Like Jenkins and Marinello, Rosenberg also sought the Democratic and Conservative endorsements but ultimately garnered just the Republicans’, of which he is a party member.
Nevertheless, his question remains: “What can we do together?”
“Come March 21, whoever is elected, I’d love to shake hands,” he says, “... and we’ll try to make Monticello a better place.”
Aiming high after 12 years
By Dan Hust
MONTICELLO Monticello native Victor “Vic” Marinello could have run to retain his village trustee seat.
Instead, he aimed for the spot occupied by Mayor Gordon Jenkins, who himself has mounted a re-election run.
That’s been a particularly challenging effort for Marinello, who lost the Democratic primary to Jenkins and will appear solely on the Conservative line on the March 20 ballots.
But he hasn’t given up.
“I’m running because we need a change,” says Marinello, “and I believe I can bring forth a lot of good things for the village.”
First up: abolishing the recently created police commission.
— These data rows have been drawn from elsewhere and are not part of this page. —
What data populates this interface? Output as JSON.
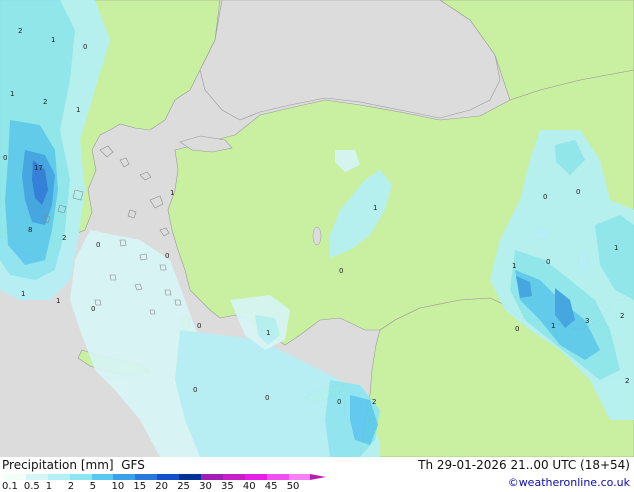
{
  "legend": {
    "title": "Precipitation [mm]",
    "model": "GFS",
    "scale_labels": [
      "0.1",
      "0.5",
      "1",
      "2",
      "5",
      "10",
      "15",
      "20",
      "25",
      "30",
      "35",
      "40",
      "45",
      "50"
    ],
    "scale_colors": [
      "#f5fffa",
      "#d7f5f5",
      "#b4f0f5",
      "#8ce6f0",
      "#5ac8f0",
      "#3ca0e6",
      "#2878dc",
      "#1450c8",
      "#003296",
      "#a01eb4",
      "#c81ec8",
      "#e61ee6",
      "#f050f0",
      "#f582f5"
    ]
  },
  "datetime": "Th 29-01-2026 21..00 UTC (18+54)",
  "credit": "©weatheronline.co.uk",
  "map": {
    "land_color": "#c8f0a0",
    "outside_color": "#dcdcdc",
    "sea_color": "#dcdcdc",
    "precip_labels": [
      "2",
      "1",
      "0",
      "1",
      "2",
      "1",
      "0",
      "17",
      "8",
      "2",
      "1",
      "0",
      "1",
      "1",
      "0",
      "0",
      "0",
      "1",
      "0",
      "0",
      "0",
      "2",
      "0",
      "0",
      "1",
      "0",
      "1",
      "0",
      "3",
      "2",
      "1",
      "2",
      "0",
      "1"
    ]
  }
}
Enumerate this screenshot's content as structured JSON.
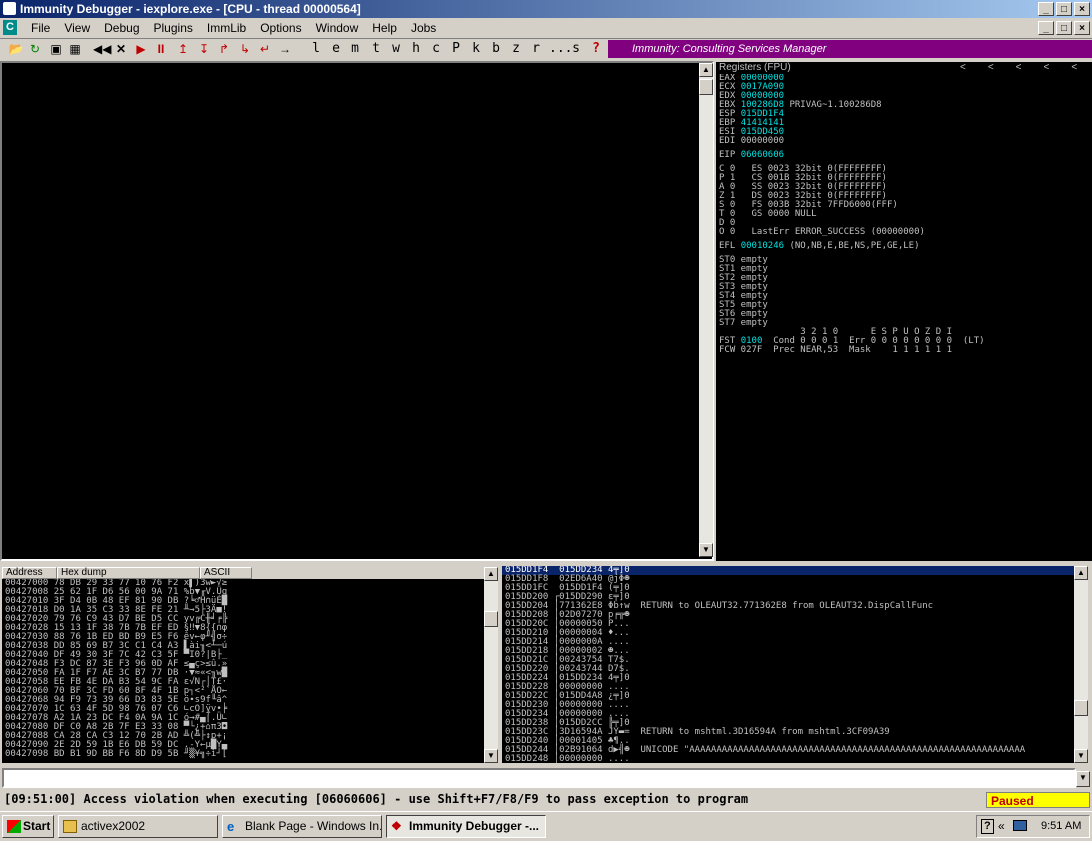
{
  "window": {
    "title": "Immunity Debugger - iexplore.exe - [CPU - thread 00000564]"
  },
  "menu": [
    "File",
    "View",
    "Debug",
    "Plugins",
    "ImmLib",
    "Options",
    "Window",
    "Help",
    "Jobs"
  ],
  "toolbar_letters": [
    "l",
    "e",
    "m",
    "t",
    "w",
    "h",
    "c",
    "P",
    "k",
    "b",
    "z",
    "r",
    "...",
    "s",
    "?"
  ],
  "csm_label": "Immunity: Consulting Services Manager",
  "registers": {
    "header": "Registers (FPU)",
    "gp": [
      {
        "name": "EAX",
        "value": "00000000",
        "extra": ""
      },
      {
        "name": "ECX",
        "value": "0017A090",
        "extra": ""
      },
      {
        "name": "EDX",
        "value": "00000000",
        "extra": ""
      },
      {
        "name": "EBX",
        "value": "100286D8",
        "extra": "PRIVAG~1.100286D8"
      },
      {
        "name": "ESP",
        "value": "015DD1F4",
        "extra": ""
      },
      {
        "name": "EBP",
        "value": "41414141",
        "extra": ""
      },
      {
        "name": "ESI",
        "value": "015DD450",
        "extra": ""
      },
      {
        "name": "EDI",
        "value": "00000000",
        "extra": ""
      }
    ],
    "eip": {
      "name": "EIP",
      "value": "06060606"
    },
    "flags": [
      "C 0   ES 0023 32bit 0(FFFFFFFF)",
      "P 1   CS 001B 32bit 0(FFFFFFFF)",
      "A 0   SS 0023 32bit 0(FFFFFFFF)",
      "Z 1   DS 0023 32bit 0(FFFFFFFF)",
      "S 0   FS 003B 32bit 7FFD6000(FFF)",
      "T 0   GS 0000 NULL",
      "D 0",
      "O 0   LastErr ERROR_SUCCESS (00000000)"
    ],
    "efl": {
      "name": "EFL",
      "value": "00010246",
      "extra": "(NO,NB,E,BE,NS,PE,GE,LE)"
    },
    "st": [
      "ST0 empty",
      "ST1 empty",
      "ST2 empty",
      "ST3 empty",
      "ST4 empty",
      "ST5 empty",
      "ST6 empty",
      "ST7 empty"
    ],
    "fpu_hdr": "               3 2 1 0      E S P U O Z D I",
    "fst": {
      "name": "FST",
      "value": "0100",
      "rest": "  Cond 0 0 0 1  Err 0 0 0 0 0 0 0 0  (LT)"
    },
    "fcw": "FCW 027F  Prec NEAR,53  Mask    1 1 1 1 1 1"
  },
  "dump": {
    "headers": [
      "Address",
      "Hex dump",
      "ASCII"
    ],
    "rows": [
      "00427000 78 DB 29 33 77 10 76 F2 x▌)3w►√≥",
      "00427008 25 62 1F D6 56 00 9A 71 %b▼╓V.Üq",
      "00427010 3F D4 0B 48 EF 81 90 DB ?╘♂H∩üÉ█",
      "00427018 D0 1A 35 C3 33 8E FE 21 ╨→5├3Ä■!",
      "00427020 79 76 C9 43 D7 BE D5 CC yv╔C╫╛╒╠",
      "00427028 15 13 1F 38 7B 7B EF ED §‼▼8{{∩φ",
      "00427030 88 76 1B ED BD B9 E5 F6 êv←φ╜╣σ÷",
      "00427038 DD 85 69 B7 3C C1 C4 A3 ▌ài╖<┴─ú",
      "00427040 DF 49 30 3F 7C 42 C3 5F ▀I0?|B├_",
      "00427048 F3 DC 87 3E F3 96 0D AF ≤▄ç>≤û.»",
      "00427050 FA 1F F7 AE 3C B7 77 DB ·▼≈«<╖w█",
      "00427058 EE FB 4E DA B3 54 9C FA ε√N┌│T£·",
      "00427060 70 BF 3C FD 60 8F 4F 1B p┐<²`ÅO←",
      "00427068 94 F9 73 39 66 D3 83 5E ö∙s9f╙â^",
      "00427070 1C 63 4F 5D 98 76 07 C6 ∟cO]ÿv•╞",
      "00427078 A2 1A 23 DC F4 0A 9A 1C ó→#▄⌠.Ü∟",
      "00427080 DF C0 A8 2B 7F E3 33 08 ▀└¿+⌂π3◘",
      "00427088 CA 28 CA C3 12 70 2B AD ╩(╩├↕p+¡",
      "00427090 2E 2D 59 1B E6 DB 59 DC .-Y←µ█Y▄",
      "00427098 BD B1 9D BB F6 8D D9 5B ╜▒¥╗÷ì┘["
    ]
  },
  "stack": {
    "rows": [
      "015DD1F4  015DD234 4╤]0",
      "015DD1F8  02ED6A40 @jΦ☻",
      "015DD1FC  015DD1F4 (╤]0",
      "015DD200 ┌015DD290 ε╤]0",
      "015DD204 │771362E8 Φb↑w  RETURN to OLEAUT32.771362E8 from OLEAUT32.DispCallFunc",
      "015DD208 │02D07270 p╒╦☻",
      "015DD20C │00000050 P...",
      "015DD210 │00000004 ♦...",
      "015DD214 │0000000A ....",
      "015DD218 │00000002 ☻...",
      "015DD21C │00243754 T7$.",
      "015DD220 │00243744 D7$.",
      "015DD224 │015DD234 4╤]0",
      "015DD228 │00000000 ....",
      "015DD22C │015DD4A8 ¿╤]0",
      "015DD230 │00000000 ....",
      "015DD234 │00000000 ....",
      "015DD238 │015DD2CC ╠╤]0",
      "015DD23C │3D16594A JY▬=  RETURN to mshtml.3D16594A from mshtml.3CF09A39",
      "015DD240 │00001405 ♣¶..",
      "015DD244 │02B91064 d▶╣☻  UNICODE \"AAAAAAAAAAAAAAAAAAAAAAAAAAAAAAAAAAAAAAAAAAAAAAAAAAAAAAAAAAAAAA",
      "015DD248 │00000000 ...."
    ]
  },
  "status": {
    "message": "[09:51:00] Access violation when executing [06060606] - use Shift+F7/F8/F9 to pass exception to program",
    "state": "Paused"
  },
  "taskbar": {
    "start": "Start",
    "items": [
      "activex2002",
      "Blank Page - Windows In...",
      "Immunity Debugger -..."
    ],
    "clock": "9:51 AM"
  },
  "colors": {
    "title": "#0a246a",
    "accent": "#800080",
    "paused": "#ffff00",
    "highlight": "#00e0e0"
  }
}
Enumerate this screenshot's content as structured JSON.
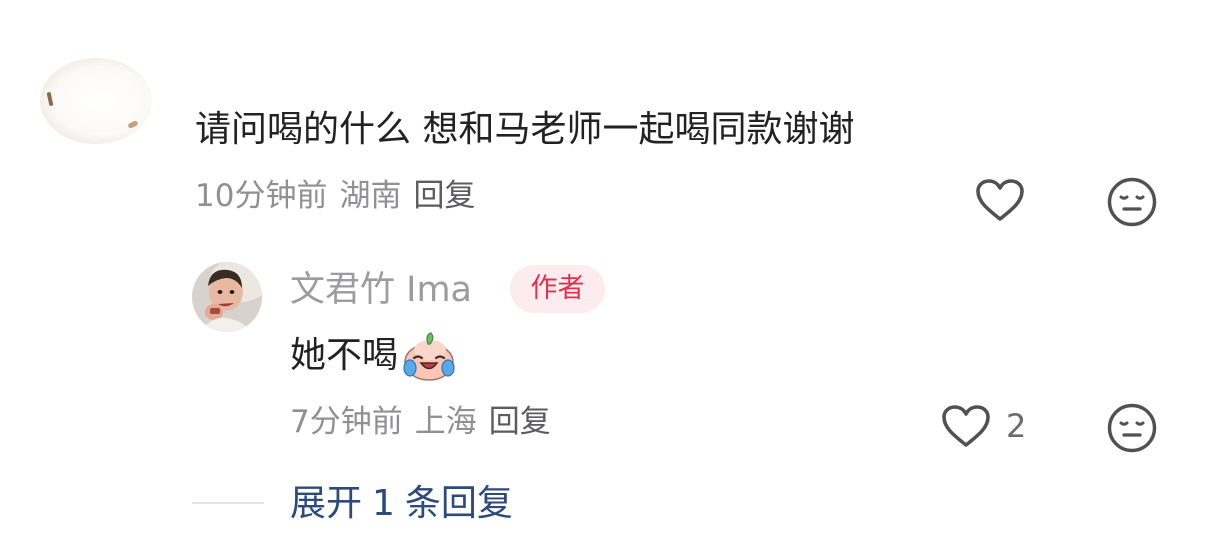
{
  "top_comment": {
    "text": "请问喝的什么 想和马老师一起喝同款谢谢",
    "time": "10分钟前",
    "location": "湖南",
    "reply_label": "回复"
  },
  "reply": {
    "username": "文君竹 Ima",
    "badge": "作者",
    "text": "她不喝",
    "emoji": "crying-laughing-peach-emoji",
    "time": "7分钟前",
    "location": "上海",
    "reply_label": "回复",
    "like_count": "2"
  },
  "expand": {
    "label": "展开",
    "count": "1",
    "suffix": "条回复"
  },
  "colors": {
    "badge_text": "#e0324f",
    "badge_bg": "#fdecef",
    "link": "#2c4a7a",
    "meta": "#8f8f94",
    "icon": "#505055"
  }
}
“I think it’s illegal,” he explains, arguing that the mayor should not be privy to people’s personal information. “... I honestly believe the police force should be treated with respect and left alone.”
He also believes the existing Human Rights Commission can handle any complaints about the police.
But he insists he’s not running on an anti-Jenkins campaign (or one against the other mayoral challenger, David Rosenberg).
Instead, he touts his 12 years of trustee experience, including four years as deputy mayor under Jenkins’ predecessor, Jim Barnicle.
“It was our work that brought in the K-9 Unit to the Monticello Police Department,” he says. “We also brought in the skateboard rink and the basketball court for the children of the community.”
Fishing trips for the kids and the development of an emergency management plan for the village also number among his stated accomplishments.
As a trustee, Marinello supported stopping the controversial Calpine plant, the landfill expansion and tractor-trailer parking in the village’s residential areas.
“I’ve always kept taxes at a minimum,” he adds, pointing out this year’s zero percent increase and a series of sanitation bill decreases. “... And I’ve never asked for a raise from the village. If you don’t like the job and its salary, don’t take the job.”
Marinello, through his votes, has helped bring in millions of dollars in grants to Monticello and considers himself a strong supporter of the racino, the Cops in Schools program, and more local jobs, especially along Broadway.
“I’ve been working on that Broadway project since 2000,” he says, along with a truck route that now takes big rigs on better paths through Monticello.
If elected mayor, Marinello promises to resurrect the Business Appreciation Award and solicit companies to open on Broadway.
“What good is the beautiful Broadway project without businesses to fill the storefronts?” he points out.
He also vows to put more cops on the streets.
“I’ll have zero tolerance on gangs in the community,” he affirms.
Under Barnicle, Marinello advocated for consolidation with the Town of Thompson (merging treasurer positions to save thousands of dollars), but he disagrees with Rosenberg’s idea to dissolve the village.
“I think that’s wrong,” he says. “I think it’s selling the village out to the highest bidder by handing it over to the town.”
Monticello has been a part of Marinello’s life for his entire 49 years, save for a three-year stint in the Army (including a year in South Korea and two months in Honduras).
Honorably discharged from his combat soldier duties, Marinello returned to his hometown and became a medical assistant and certified phlebotomist with Sullivan Internal Medicine.
As an EMT, he also served with MobileMedic. Thirty years ago, he was awarded for rescuing three people from drowning on Swinging Bridge Reservoir.
Proud father of a daughter, Marinello is a 25-year Monticello Elk and has been a member of the Masons, Kiwanis and both the local fire department and ambulance corps.
“I love my community and where I live,” he affirms.
And he wants to continue to be one of its primary role models.
“I just think the mayor has to set a good example for the children of the community,” he explains. “They’re our future, and they need somebody they can look up to.”